— Records from a dataset —

────────────────────

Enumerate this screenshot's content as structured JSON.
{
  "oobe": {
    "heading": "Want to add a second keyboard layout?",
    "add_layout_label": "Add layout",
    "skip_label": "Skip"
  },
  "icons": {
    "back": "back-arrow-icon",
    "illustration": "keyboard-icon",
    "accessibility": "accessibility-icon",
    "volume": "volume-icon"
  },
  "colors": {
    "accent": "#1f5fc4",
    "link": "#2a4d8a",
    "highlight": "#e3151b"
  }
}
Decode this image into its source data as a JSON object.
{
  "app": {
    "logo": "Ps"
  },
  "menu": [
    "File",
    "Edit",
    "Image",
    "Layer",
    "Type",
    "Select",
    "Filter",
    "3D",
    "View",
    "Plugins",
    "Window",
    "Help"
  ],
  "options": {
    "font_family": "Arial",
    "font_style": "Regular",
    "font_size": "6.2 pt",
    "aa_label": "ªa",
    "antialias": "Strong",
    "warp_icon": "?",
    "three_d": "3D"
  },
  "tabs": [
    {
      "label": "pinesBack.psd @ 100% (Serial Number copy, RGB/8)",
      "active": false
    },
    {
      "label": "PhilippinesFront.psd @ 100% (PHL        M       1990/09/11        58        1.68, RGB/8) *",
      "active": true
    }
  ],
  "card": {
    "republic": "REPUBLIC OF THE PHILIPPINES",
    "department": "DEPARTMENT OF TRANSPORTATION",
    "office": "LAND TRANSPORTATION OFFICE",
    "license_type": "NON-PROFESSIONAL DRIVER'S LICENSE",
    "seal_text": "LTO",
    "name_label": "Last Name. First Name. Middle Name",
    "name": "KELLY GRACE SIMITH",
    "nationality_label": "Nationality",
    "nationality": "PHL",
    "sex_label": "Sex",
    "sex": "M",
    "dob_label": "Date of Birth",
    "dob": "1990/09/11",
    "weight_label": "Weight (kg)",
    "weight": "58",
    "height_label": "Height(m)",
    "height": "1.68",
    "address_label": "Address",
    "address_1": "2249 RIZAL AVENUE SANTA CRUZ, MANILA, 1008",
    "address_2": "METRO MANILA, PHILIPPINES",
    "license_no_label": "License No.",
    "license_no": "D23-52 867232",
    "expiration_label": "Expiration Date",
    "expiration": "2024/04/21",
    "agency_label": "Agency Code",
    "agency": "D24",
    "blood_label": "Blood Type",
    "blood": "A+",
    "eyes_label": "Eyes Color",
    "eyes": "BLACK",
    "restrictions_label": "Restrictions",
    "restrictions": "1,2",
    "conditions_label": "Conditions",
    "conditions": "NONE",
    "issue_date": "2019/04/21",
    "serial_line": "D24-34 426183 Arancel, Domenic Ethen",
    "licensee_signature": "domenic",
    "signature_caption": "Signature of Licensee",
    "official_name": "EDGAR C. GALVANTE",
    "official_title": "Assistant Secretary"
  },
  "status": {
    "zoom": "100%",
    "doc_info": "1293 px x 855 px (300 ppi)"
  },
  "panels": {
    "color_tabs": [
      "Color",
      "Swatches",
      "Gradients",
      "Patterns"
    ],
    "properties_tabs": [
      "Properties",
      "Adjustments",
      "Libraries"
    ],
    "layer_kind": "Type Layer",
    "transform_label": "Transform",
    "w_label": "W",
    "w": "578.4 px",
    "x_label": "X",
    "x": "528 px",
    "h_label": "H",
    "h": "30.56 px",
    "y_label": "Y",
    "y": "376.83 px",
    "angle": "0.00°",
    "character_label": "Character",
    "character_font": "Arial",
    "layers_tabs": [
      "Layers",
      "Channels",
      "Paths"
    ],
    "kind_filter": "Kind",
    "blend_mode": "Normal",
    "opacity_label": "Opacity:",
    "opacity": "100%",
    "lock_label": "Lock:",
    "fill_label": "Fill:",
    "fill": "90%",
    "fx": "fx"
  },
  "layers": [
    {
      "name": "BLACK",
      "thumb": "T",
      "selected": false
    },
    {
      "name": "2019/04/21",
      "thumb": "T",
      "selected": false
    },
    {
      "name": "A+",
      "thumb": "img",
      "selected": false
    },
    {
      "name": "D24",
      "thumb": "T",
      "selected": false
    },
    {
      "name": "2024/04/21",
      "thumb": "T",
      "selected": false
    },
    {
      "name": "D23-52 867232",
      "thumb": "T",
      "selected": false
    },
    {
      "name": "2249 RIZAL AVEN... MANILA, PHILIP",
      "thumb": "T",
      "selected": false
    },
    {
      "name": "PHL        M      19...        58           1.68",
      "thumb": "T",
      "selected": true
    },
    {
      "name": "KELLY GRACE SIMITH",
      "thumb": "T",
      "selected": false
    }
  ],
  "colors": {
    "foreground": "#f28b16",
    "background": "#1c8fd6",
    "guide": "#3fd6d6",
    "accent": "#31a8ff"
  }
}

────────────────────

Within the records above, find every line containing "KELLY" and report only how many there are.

2